The risk identification matrix determined that the company also faces the risk of having many members of the managerial team taking up their leaves, thus creating a vacuum of execution of key roles in the organization. The future success of a business as critical as retail relies heavily on the availability of the management team. In the event that these people are constantly taking on leaves and focusing on their own personal affairs, the organization continues losing a lot of its potential and may actually fail to grow past the normal thresholds of performance. Its performance may start dwindling or even dropping. Experience personnel in this field are in high demand since they can determine whether a firm will succeed or not, and therefore it is important for any organization to ensure that the risk of key personnel leaves is mitigated effectively.
Identification using Risk Scale
Gross Risk: Likelihood*Impact
Rapid changes in the domain of technology
Economic and political contexts in the region and globe
Key personnel leaves
Huge inventory risk
Issues in product quality
The underperformance of actors in the supply chain
International operational challenges
Stock price uncertainties
Lac enough capital for investments
Lack of third-party developers
Break down of information technology systems
Transition slow down
The figure above seeks to define the specific extents to which each of the identified risks has an impact on Wal-Mart.

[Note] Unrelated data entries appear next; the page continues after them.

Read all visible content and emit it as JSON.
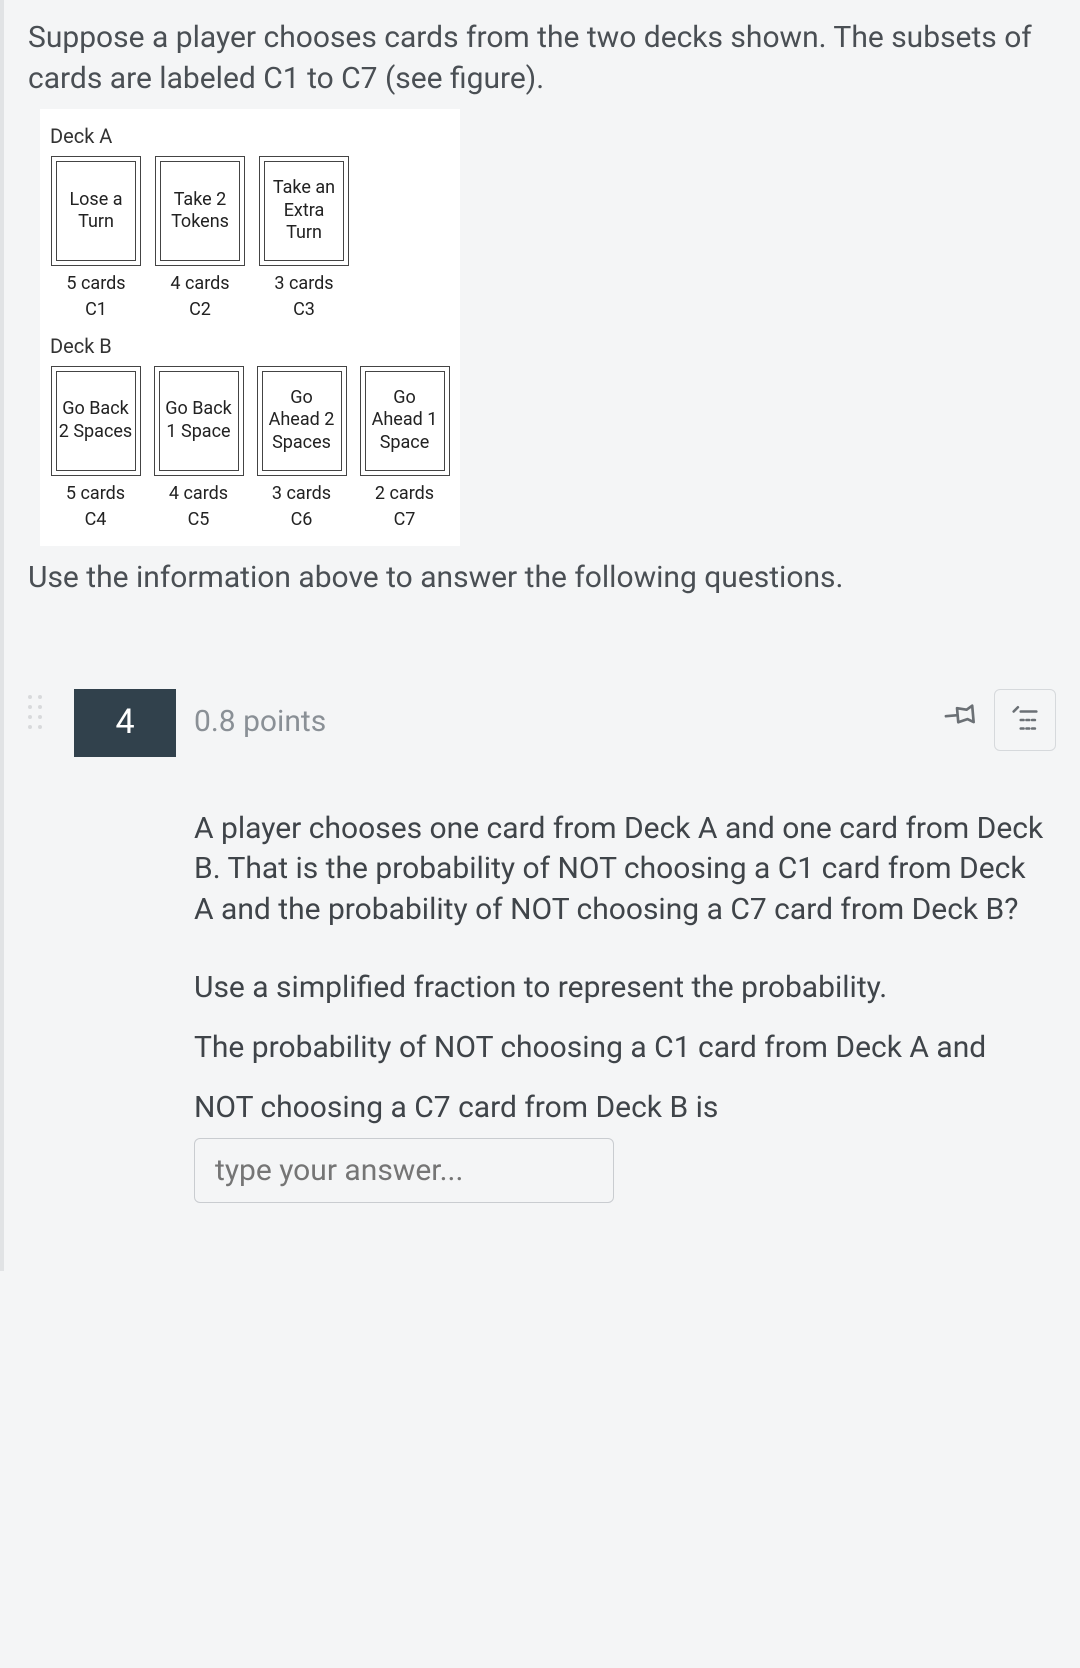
{
  "intro": "Suppose a player chooses cards from the two decks shown. The subsets of cards are labeled C1 to C7 (see figure).",
  "figure": {
    "deckA": {
      "label": "Deck A",
      "cards": [
        {
          "text": "Lose a Turn",
          "count": "5 cards",
          "code": "C1"
        },
        {
          "text": "Take 2 Tokens",
          "count": "4 cards",
          "code": "C2"
        },
        {
          "text": "Take an Extra Turn",
          "count": "3 cards",
          "code": "C3"
        }
      ]
    },
    "deckB": {
      "label": "Deck B",
      "cards": [
        {
          "text": "Go Back 2 Spaces",
          "count": "5 cards",
          "code": "C4"
        },
        {
          "text": "Go Back 1 Space",
          "count": "4 cards",
          "code": "C5"
        },
        {
          "text": "Go Ahead 2 Spaces",
          "count": "3 cards",
          "code": "C6"
        },
        {
          "text": "Go Ahead 1 Space",
          "count": "2 cards",
          "code": "C7"
        }
      ]
    }
  },
  "followup": "Use the information above to answer the following questions.",
  "question": {
    "number": "4",
    "points": "0.8 points",
    "prompt": "A player chooses one card from Deck A and one card from Deck B. That is the probability of NOT choosing a C1 card from Deck A and the probability of NOT choosing a C7 card from Deck B?",
    "instruction": "Use a simplified fraction to represent the probability.",
    "answer_lead": "The probability of NOT choosing a C1 card from Deck A and NOT choosing a C7 card from Deck B is",
    "placeholder": "type your answer..."
  }
}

The scale has been divided into two main factions: the major and minor risks. From the scales accorded to each of the risks, it is clear that the major risks have the greatest gross risk, meaning that they have the greatest negative implication on the organization in the event that they arise. As such, Wal-Mart should be careful when dealing with these high-risk factors and should embrace all strategies and resources at their disposal to try as much as possible to prevent these risks from occurring.